**What is being asked:** Hunt through the entries for the word "Código" and copy each line in which it appears.

**Raw data:**

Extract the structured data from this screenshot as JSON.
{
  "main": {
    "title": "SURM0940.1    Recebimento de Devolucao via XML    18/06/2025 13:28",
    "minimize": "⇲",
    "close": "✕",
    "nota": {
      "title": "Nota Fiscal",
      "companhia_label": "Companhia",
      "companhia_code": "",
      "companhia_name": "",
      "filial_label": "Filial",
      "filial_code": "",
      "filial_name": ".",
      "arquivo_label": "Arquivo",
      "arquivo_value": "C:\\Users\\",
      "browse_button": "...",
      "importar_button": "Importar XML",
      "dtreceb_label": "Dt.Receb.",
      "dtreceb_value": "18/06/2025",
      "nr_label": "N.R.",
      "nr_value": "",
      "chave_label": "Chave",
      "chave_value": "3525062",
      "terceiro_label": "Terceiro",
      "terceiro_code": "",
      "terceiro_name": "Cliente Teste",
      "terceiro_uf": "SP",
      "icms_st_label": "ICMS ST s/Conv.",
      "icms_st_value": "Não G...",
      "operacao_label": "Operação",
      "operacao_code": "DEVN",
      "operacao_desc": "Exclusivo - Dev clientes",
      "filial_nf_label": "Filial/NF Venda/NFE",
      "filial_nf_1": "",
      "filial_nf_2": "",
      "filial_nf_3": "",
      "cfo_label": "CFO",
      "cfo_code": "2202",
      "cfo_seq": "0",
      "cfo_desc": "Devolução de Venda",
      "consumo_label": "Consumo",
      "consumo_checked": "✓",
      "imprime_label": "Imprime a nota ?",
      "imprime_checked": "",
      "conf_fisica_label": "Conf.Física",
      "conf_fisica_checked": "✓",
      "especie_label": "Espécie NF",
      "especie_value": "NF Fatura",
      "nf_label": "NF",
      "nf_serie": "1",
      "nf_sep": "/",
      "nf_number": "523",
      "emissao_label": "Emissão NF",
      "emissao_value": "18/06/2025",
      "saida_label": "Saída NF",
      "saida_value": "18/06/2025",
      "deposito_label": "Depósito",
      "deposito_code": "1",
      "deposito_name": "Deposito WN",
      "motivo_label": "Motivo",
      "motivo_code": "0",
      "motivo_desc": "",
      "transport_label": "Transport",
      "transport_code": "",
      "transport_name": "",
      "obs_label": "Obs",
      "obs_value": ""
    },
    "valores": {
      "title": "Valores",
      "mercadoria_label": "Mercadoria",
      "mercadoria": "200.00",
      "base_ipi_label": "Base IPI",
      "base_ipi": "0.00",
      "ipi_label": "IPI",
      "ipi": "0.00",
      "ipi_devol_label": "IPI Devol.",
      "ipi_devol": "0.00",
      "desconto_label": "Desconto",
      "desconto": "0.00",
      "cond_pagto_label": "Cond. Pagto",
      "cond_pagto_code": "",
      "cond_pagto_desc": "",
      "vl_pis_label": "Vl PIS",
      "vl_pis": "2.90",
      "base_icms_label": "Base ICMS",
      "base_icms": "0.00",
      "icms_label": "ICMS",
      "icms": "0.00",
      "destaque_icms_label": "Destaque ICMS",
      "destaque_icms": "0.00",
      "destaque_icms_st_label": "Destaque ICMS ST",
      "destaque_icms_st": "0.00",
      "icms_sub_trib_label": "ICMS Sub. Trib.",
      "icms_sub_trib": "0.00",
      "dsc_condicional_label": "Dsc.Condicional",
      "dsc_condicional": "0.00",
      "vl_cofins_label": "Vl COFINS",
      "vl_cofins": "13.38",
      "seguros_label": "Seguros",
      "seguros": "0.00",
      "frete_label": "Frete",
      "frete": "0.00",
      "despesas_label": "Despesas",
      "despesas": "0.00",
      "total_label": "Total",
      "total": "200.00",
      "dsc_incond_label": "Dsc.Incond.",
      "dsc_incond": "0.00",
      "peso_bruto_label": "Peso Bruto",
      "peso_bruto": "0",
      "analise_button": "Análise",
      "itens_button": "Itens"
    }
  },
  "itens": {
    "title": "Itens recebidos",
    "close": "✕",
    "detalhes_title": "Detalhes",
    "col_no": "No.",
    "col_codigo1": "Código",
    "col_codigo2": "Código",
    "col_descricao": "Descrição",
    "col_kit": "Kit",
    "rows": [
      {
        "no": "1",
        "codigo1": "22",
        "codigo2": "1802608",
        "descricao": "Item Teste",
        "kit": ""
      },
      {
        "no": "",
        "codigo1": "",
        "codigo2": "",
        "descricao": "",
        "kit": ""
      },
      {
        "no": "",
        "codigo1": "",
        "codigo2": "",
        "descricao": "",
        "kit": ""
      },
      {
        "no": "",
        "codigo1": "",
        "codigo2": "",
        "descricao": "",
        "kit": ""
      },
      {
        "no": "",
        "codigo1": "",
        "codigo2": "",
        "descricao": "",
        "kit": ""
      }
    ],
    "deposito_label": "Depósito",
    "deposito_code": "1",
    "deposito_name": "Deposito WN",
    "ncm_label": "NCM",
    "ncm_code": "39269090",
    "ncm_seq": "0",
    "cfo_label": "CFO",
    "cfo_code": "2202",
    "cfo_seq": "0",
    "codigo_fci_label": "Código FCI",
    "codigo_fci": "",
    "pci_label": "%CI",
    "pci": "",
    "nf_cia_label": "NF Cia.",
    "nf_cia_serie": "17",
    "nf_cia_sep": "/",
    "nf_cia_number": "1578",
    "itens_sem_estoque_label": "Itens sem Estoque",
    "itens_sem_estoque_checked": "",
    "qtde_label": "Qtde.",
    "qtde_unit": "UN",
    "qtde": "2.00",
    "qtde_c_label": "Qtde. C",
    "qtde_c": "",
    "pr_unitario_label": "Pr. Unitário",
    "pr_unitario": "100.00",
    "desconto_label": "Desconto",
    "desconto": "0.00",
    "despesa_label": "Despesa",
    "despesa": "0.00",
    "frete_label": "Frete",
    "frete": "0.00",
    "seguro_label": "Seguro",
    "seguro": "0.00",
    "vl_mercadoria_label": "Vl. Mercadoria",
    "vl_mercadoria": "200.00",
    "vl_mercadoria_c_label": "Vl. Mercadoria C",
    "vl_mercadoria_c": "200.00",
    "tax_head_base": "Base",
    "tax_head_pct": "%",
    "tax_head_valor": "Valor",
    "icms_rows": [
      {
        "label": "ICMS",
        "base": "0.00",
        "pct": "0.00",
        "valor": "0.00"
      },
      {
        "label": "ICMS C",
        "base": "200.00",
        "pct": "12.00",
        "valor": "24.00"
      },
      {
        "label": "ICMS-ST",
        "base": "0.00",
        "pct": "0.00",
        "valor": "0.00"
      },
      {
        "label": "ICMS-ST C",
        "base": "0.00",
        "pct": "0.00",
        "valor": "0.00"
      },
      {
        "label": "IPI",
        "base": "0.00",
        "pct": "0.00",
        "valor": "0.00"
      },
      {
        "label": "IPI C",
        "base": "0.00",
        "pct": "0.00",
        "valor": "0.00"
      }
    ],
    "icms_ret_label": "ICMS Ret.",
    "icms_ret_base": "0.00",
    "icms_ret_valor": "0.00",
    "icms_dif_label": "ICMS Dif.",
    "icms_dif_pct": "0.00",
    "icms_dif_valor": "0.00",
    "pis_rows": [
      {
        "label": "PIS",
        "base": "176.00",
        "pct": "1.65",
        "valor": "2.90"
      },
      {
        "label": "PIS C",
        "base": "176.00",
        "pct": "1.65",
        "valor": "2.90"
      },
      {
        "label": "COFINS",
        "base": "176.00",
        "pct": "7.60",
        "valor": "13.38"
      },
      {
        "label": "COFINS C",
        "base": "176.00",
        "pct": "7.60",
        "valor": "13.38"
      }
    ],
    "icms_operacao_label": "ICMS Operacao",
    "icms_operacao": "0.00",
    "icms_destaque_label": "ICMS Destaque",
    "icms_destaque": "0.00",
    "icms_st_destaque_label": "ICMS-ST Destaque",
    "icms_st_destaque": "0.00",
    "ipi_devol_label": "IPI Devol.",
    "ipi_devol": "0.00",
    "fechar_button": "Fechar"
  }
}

**Answer to the problem:**
    "col_codigo1": "Código",
    "col_codigo2": "Código",
    "codigo_fci_label": "Código FCI",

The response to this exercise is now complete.